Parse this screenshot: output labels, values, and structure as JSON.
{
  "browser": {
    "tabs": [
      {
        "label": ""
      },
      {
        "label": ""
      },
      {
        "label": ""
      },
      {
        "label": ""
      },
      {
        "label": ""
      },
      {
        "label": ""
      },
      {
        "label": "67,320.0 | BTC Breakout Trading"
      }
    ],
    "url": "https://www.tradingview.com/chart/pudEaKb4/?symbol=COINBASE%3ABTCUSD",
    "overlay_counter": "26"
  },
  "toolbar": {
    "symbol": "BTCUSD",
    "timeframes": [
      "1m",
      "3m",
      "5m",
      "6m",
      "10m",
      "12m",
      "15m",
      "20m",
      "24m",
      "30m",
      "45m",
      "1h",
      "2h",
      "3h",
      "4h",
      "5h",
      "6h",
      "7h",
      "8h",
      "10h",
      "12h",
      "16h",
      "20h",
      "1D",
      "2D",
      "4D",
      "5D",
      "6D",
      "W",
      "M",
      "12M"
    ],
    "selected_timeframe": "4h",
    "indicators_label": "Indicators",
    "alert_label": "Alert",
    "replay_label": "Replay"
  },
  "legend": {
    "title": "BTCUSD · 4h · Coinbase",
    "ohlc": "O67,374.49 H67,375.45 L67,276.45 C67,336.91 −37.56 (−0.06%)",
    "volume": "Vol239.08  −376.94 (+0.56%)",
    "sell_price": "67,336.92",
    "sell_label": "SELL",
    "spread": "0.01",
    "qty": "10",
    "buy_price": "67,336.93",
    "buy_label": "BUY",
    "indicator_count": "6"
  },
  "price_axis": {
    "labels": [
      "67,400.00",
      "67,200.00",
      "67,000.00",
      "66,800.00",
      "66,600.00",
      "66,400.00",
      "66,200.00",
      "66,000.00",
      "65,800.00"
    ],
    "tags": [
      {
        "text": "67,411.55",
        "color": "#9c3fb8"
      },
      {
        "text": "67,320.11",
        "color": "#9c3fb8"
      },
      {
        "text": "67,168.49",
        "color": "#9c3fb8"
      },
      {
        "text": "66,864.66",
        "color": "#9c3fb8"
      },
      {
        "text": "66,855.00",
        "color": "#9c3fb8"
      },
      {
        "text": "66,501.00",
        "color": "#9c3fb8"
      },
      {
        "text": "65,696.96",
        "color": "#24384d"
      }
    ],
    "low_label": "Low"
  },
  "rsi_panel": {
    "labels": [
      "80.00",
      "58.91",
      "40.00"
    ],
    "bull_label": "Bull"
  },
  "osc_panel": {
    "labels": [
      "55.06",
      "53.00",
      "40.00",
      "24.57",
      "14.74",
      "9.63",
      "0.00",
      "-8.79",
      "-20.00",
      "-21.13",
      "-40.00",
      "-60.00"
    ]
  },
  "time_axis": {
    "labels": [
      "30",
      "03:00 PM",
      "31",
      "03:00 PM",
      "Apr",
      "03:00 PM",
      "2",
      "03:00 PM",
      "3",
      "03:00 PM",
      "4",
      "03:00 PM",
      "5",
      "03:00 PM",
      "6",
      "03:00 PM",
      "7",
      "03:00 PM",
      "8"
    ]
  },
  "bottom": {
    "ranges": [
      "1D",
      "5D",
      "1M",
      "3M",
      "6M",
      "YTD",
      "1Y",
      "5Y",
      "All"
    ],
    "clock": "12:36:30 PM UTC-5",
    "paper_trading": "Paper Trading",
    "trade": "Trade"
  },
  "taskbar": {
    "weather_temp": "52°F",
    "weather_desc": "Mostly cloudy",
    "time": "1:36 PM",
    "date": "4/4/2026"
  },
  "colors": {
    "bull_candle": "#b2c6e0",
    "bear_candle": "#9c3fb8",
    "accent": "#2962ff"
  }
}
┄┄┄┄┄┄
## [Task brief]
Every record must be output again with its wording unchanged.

## [Expected output]
Parse this screenshot: output labels, values, and structure as JSON.
{
  "browser": {
    "tabs": [
      {
        "label": ""
      },
      {
        "label": ""
      },
      {
        "label": ""
      },
      {
        "label": ""
      },
      {
        "label": ""
      },
      {
        "label": ""
      },
      {
        "label": "67,320.0 | BTC Breakout Trading"
      }
    ],
    "url": "https://www.tradingview.com/chart/pudEaKb4/?symbol=COINBASE%3ABTCUSD",
    "overlay_counter": "26"
  },
  "toolbar": {
    "symbol": "BTCUSD",
    "timeframes": [
      "1m",
      "3m",
      "5m",
      "6m",
      "10m",
      "12m",
      "15m",
      "20m",
      "24m",
      "30m",
      "45m",
      "1h",
      "2h",
      "3h",
      "4h",
      "5h",
      "6h",
      "7h",
      "8h",
      "10h",
      "12h",
      "16h",
      "20h",
      "1D",
      "2D",
      "4D",
      "5D",
      "6D",
      "W",
      "M",
      "12M"
    ],
    "selected_timeframe": "4h",
    "indicators_label": "Indicators",
    "alert_label": "Alert",
    "replay_label": "Replay"
  },
  "legend": {
    "title": "BTCUSD · 4h · Coinbase",
    "ohlc": "O67,374.49 H67,375.45 L67,276.45 C67,336.91 −37.56 (−0.06%)",
    "volume": "Vol239.08  −376.94 (+0.56%)",
    "sell_price": "67,336.92",
    "sell_label": "SELL",
    "spread": "0.01",
    "qty": "10",
    "buy_price": "67,336.93",
    "buy_label": "BUY",
    "indicator_count": "6"
  },
  "price_axis": {
    "labels": [
      "67,400.00",
      "67,200.00",
      "67,000.00",
      "66,800.00",
      "66,600.00",
      "66,400.00",
      "66,200.00",
      "66,000.00",
      "65,800.00"
    ],
    "tags": [
      {
        "text": "67,411.55",
        "color": "#9c3fb8"
      },
      {
        "text": "67,320.11",
        "color": "#9c3fb8"
      },
      {
        "text": "67,168.49",
        "color": "#9c3fb8"
      },
      {
        "text": "66,864.66",
        "color": "#9c3fb8"
      },
      {
        "text": "66,855.00",
        "color": "#9c3fb8"
      },
      {
        "text": "66,501.00",
        "color": "#9c3fb8"
      },
      {
        "text": "65,696.96",
        "color": "#24384d"
      }
    ],
    "low_label": "Low"
  },
  "rsi_panel": {
    "labels": [
      "80.00",
      "58.91",
      "40.00"
    ],
    "bull_label": "Bull"
  },
  "osc_panel": {
    "labels": [
      "55.06",
      "53.00",
      "40.00",
      "24.57",
      "14.74",
      "9.63",
      "0.00",
      "-8.79",
      "-20.00",
      "-21.13",
      "-40.00",
      "-60.00"
    ]
  },
  "time_axis": {
    "labels": [
      "30",
      "03:00 PM",
      "31",
      "03:00 PM",
      "Apr",
      "03:00 PM",
      "2",
      "03:00 PM",
      "3",
      "03:00 PM",
      "4",
      "03:00 PM",
      "5",
      "03:00 PM",
      "6",
      "03:00 PM",
      "7",
      "03:00 PM",
      "8"
    ]
  },
  "bottom": {
    "ranges": [
      "1D",
      "5D",
      "1M",
      "3M",
      "6M",
      "YTD",
      "1Y",
      "5Y",
      "All"
    ],
    "clock": "12:36:30 PM UTC-5",
    "paper_trading": "Paper Trading",
    "trade": "Trade"
  },
  "taskbar": {
    "weather_temp": "52°F",
    "weather_desc": "Mostly cloudy",
    "time": "1:36 PM",
    "date": "4/4/2026"
  },
  "colors": {
    "bull_candle": "#b2c6e0",
    "bear_candle": "#9c3fb8",
    "accent": "#2962ff"
  }
}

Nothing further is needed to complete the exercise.